Simple rule: Never, ever, ever move colliders. Always move bodies. This also includes moving the relative position of a collider to its body.
If you absolutely want a static collider to move (why? it's static! Use kinematic) then add a Rigidbody2D and set the body-type to static and move that. Zero collider recreation/recalculation in this case. You can even rotate that static body.
The title of "non-static-colliders-without-rigidbody-still-costs-in-unity" makes no sense.
Hope that helps.
Cool, I wish things were as clear for 3D physics as well.
To use Unity EventSystem with Sprites, as far I know, I need to attach colliders to Sprites in order to receive events like OnDrag, OnDrop, etc...
So, let's say I want to drag and drop Sprites. Then I need to add a 2D collider to get events. And I will move them (they are moving while dragging), so, do I need to add a Rigidbody although I don't need physics?
@MelvMay Thank you for the thorough breakdown. In my 2D game, I don't use a single RigidBody, but I do use BoxColliders/PolyColliders/etc. I then use Physics queries like RayCasts/CircleCast/etc, to detect collisions.
Because I don't have a single RigidBody in my scene, would I still see a performance benefit from adding Kinematic RigidBodies to all my moving objects with colliders?
See Point#2 above. Never do that for the reasons I stated.
Read MelvMay's answers for 2D physics.
For 3D physics it's an unknown, because after multiple threads, bug reports and repro cases, it's impossible to get a clear answer for Unity's 3d Physics.
The manual still says the same things, many years later, which to the best of my understanding, are 100% false.
From unity 5 its false, afaik.
Static colliders are very optimized and doesnt require rigidvodies.
A big difference between 3D (PhysX) and (2D) Box2D is that for 3D there's a transform between the body and the shapes (colliders) to allow for pose/scaling whereas in Box2D there isn't. All shapes (colliders) live directly in body-space so moving the collider relative to the body requires recalculations but in 2D you can add a Rigidbody2D set to static to stop this issue so it's a non-issue in 2D. But if you're going to move it then set it to Kinematic because yeah, not static.
"The manual still says the same things, many years later, which to the best of my understanding, are 100% false."
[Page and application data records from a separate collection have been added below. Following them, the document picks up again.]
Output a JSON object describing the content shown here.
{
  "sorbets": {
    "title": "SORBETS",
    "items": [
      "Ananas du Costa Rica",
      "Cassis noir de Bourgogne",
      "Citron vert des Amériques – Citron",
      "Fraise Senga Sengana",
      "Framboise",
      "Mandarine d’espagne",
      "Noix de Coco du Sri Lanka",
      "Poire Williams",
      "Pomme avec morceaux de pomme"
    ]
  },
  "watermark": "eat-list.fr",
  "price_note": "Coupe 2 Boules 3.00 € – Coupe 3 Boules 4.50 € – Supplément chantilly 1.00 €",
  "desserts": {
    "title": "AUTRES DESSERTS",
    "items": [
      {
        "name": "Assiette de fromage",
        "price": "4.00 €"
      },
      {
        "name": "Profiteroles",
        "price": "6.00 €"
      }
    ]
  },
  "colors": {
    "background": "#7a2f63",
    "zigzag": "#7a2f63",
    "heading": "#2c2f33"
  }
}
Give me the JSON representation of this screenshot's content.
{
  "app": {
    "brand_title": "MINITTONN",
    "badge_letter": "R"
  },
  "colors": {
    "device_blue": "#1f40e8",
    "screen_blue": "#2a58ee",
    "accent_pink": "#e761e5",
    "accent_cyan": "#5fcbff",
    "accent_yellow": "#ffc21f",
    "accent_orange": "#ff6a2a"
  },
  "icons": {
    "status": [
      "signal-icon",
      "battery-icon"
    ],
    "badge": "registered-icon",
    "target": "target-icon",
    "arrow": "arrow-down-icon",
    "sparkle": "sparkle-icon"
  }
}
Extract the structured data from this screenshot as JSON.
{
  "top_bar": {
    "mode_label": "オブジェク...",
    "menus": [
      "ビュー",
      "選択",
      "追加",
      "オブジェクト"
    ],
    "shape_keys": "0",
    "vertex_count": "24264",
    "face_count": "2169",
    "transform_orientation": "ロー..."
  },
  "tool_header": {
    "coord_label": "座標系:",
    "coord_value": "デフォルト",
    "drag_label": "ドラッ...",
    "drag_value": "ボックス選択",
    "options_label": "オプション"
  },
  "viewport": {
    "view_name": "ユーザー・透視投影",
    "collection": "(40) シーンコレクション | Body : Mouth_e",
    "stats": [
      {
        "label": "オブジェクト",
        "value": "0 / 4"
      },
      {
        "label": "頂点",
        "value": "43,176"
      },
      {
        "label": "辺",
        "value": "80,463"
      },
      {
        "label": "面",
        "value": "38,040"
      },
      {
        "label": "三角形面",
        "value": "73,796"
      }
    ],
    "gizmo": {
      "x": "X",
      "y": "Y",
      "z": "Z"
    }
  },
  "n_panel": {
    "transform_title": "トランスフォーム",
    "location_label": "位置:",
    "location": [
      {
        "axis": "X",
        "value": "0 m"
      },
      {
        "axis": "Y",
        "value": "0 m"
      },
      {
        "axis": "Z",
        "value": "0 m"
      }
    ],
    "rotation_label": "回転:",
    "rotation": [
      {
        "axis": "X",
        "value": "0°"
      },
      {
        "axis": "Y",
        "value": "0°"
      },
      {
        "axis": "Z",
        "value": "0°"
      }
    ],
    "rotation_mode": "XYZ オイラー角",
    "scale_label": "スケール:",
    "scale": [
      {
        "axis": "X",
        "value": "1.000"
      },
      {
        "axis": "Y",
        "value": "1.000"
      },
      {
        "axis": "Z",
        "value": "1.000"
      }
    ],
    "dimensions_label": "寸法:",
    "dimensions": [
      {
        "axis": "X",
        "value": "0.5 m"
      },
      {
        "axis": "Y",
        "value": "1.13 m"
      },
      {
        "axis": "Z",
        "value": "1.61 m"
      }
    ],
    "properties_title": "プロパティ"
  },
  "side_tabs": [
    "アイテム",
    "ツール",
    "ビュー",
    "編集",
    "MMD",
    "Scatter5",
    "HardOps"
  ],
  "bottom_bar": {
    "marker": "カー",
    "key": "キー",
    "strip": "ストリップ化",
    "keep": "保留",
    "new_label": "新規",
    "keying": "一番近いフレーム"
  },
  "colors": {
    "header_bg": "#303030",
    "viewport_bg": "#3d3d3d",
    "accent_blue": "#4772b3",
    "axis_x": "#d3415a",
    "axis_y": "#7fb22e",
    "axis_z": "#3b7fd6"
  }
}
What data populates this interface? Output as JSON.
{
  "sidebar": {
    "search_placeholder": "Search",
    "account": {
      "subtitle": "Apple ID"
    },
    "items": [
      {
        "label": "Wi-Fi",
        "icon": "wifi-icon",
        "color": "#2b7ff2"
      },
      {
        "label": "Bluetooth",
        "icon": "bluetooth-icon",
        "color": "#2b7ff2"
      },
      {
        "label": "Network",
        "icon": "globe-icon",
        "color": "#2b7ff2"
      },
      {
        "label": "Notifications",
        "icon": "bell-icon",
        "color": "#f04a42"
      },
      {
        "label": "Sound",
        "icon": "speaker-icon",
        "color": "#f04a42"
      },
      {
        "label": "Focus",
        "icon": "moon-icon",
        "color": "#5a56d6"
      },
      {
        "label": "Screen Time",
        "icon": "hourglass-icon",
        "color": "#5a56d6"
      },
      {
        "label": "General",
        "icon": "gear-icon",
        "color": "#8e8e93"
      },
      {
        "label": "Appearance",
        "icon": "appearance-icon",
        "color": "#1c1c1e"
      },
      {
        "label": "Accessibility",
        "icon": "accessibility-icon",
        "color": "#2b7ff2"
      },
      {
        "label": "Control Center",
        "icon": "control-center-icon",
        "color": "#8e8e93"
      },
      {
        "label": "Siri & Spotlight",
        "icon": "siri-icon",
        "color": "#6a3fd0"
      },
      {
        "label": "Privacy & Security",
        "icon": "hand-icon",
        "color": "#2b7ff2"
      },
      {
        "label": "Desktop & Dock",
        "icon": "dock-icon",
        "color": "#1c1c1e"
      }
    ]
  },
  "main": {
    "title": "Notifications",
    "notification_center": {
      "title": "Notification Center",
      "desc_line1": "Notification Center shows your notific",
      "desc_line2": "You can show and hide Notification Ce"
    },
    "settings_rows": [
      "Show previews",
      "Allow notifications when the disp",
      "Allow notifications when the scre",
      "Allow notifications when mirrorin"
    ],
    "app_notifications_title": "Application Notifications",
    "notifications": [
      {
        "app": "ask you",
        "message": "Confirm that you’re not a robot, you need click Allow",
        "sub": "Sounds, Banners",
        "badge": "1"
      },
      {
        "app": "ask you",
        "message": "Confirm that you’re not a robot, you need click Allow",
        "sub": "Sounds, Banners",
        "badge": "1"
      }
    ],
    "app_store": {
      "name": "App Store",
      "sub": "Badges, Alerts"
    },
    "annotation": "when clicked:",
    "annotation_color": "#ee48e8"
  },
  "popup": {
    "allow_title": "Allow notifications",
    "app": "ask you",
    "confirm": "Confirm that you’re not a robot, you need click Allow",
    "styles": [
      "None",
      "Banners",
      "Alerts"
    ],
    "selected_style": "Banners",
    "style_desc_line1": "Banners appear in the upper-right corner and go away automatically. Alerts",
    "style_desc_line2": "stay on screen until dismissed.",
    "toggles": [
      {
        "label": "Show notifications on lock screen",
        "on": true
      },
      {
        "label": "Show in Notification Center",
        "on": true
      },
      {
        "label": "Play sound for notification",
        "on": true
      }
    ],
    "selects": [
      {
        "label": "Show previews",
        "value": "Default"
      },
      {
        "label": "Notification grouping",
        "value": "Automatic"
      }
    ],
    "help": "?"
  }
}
There is a bug in our tracking system about updating that manual page which claims moving static colliders in 3D will incur a high perf cost. It won't any longer, since Unity 5.0. This is currently assigned to the docs team.
How long has that been there? I remember reporting this ages ago.
In the meantime, could you please give a breakdown of what we should do in common use cases in 3D physics?
When should we use a kinematic Rigidbody?
Should we ever deliberately move a collider which does not have a Rigidbody attached?
Bonus question, since @MelvMay answered an equivalent for 2D:
Should articulated children of Rigidbodies have a Rigidbody and joint of their own?
1) when you want to make a dynamic object static for a little while (assuming*)
2) yes, since Unity 5 its a proper thing to do
3) i think it depends on what your trying to do
Well, sure, I also think I know what the answers to those things are. However, my answers are all based on what the documentation says and speculation / informal personal testing after we were told it had changed.
Some confirmation and detail would be great.